WORK ITEM
For the listing below, report all lines that hold the word "timestamp".

LISTED ENTRIES
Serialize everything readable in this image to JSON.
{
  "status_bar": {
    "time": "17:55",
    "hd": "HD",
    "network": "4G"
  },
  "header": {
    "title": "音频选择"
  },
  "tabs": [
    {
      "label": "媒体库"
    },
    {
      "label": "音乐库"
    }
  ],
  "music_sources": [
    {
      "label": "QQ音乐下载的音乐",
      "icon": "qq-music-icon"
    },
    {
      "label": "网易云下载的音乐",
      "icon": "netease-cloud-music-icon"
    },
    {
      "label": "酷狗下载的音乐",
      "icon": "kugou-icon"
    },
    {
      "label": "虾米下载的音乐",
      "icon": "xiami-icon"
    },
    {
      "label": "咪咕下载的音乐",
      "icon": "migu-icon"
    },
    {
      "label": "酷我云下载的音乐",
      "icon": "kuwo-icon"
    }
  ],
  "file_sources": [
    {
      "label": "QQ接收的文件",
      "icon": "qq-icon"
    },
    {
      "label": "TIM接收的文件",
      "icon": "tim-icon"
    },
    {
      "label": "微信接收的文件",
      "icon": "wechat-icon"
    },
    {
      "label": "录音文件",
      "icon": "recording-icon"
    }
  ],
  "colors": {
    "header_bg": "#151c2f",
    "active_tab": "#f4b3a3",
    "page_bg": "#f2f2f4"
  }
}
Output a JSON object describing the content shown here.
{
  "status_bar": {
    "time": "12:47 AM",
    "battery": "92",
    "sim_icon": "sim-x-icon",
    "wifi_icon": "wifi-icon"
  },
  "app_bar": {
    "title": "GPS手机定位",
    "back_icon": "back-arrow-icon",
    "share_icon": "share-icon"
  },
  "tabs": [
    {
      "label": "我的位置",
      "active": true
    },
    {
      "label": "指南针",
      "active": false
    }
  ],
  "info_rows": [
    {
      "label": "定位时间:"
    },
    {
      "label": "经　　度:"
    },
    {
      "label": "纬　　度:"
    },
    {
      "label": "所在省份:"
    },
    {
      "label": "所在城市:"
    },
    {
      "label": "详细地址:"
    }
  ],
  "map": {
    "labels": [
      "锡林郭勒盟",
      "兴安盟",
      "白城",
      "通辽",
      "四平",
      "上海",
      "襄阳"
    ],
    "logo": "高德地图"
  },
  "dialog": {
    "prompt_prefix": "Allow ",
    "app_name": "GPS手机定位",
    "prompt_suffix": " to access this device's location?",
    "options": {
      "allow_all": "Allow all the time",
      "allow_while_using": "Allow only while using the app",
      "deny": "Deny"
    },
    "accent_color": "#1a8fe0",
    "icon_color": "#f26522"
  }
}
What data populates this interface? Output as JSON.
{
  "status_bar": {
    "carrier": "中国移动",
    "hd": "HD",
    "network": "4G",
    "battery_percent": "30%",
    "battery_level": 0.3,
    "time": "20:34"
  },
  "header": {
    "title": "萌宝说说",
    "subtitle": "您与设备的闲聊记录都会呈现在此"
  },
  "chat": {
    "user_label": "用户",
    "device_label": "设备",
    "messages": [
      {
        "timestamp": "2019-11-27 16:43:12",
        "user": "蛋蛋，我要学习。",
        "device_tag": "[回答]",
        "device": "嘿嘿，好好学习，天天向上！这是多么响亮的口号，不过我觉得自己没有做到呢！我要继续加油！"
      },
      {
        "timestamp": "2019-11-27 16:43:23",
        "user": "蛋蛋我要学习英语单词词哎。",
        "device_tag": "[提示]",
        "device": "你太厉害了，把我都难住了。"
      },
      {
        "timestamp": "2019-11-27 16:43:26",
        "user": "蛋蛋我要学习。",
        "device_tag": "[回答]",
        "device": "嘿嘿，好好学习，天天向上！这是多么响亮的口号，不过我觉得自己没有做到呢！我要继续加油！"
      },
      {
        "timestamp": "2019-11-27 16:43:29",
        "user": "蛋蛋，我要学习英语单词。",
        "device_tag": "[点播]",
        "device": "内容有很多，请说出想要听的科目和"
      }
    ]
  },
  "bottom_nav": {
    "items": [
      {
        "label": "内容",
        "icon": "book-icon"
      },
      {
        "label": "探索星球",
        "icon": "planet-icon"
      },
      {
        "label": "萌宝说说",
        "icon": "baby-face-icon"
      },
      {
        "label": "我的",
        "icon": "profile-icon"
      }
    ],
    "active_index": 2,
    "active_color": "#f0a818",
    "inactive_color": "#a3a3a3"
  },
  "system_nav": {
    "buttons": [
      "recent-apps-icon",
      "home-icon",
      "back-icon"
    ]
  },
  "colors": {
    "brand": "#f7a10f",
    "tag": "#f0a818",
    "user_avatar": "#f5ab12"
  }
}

WRITTEN ANSWER
        "timestamp": "2019-11-27 16:43:12",
        "timestamp": "2019-11-27 16:43:23",
        "timestamp": "2019-11-27 16:43:26",
        "timestamp": "2019-11-27 16:43:29",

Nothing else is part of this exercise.